[[ Data under study open ]]
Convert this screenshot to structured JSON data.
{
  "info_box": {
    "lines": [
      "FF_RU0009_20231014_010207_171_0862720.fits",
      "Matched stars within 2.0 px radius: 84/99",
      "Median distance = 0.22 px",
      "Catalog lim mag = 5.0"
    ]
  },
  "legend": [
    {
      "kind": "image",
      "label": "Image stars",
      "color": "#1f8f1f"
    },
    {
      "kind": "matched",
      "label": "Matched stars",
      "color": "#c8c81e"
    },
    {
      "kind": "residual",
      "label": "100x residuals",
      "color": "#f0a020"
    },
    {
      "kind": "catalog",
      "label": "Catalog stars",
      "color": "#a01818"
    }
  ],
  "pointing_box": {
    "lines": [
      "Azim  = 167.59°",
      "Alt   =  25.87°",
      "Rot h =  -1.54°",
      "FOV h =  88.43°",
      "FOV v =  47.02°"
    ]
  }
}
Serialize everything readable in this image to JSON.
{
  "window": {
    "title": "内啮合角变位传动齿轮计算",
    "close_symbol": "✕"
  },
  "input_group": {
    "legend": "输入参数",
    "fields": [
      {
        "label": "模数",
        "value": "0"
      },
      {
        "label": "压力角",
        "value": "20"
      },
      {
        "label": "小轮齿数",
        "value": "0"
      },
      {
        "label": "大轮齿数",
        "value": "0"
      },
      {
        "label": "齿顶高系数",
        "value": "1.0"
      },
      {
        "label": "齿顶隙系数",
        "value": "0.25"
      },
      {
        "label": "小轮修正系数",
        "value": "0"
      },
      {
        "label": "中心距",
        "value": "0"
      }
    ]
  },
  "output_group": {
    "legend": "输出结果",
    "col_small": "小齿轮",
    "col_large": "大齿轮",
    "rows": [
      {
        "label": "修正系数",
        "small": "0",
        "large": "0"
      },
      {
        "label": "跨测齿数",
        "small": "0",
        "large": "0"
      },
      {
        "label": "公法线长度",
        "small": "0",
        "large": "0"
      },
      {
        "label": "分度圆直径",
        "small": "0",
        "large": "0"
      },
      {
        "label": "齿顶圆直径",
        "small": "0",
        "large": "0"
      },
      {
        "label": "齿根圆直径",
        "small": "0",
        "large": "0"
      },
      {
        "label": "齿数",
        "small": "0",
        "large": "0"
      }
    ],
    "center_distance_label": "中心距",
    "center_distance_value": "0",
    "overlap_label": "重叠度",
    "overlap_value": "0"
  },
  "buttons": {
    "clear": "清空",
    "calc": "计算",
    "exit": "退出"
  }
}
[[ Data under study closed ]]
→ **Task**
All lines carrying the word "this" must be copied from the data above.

→ **Answer**
Convert this screenshot to structured JSON data.
Serialize everything readable in this image to JSON.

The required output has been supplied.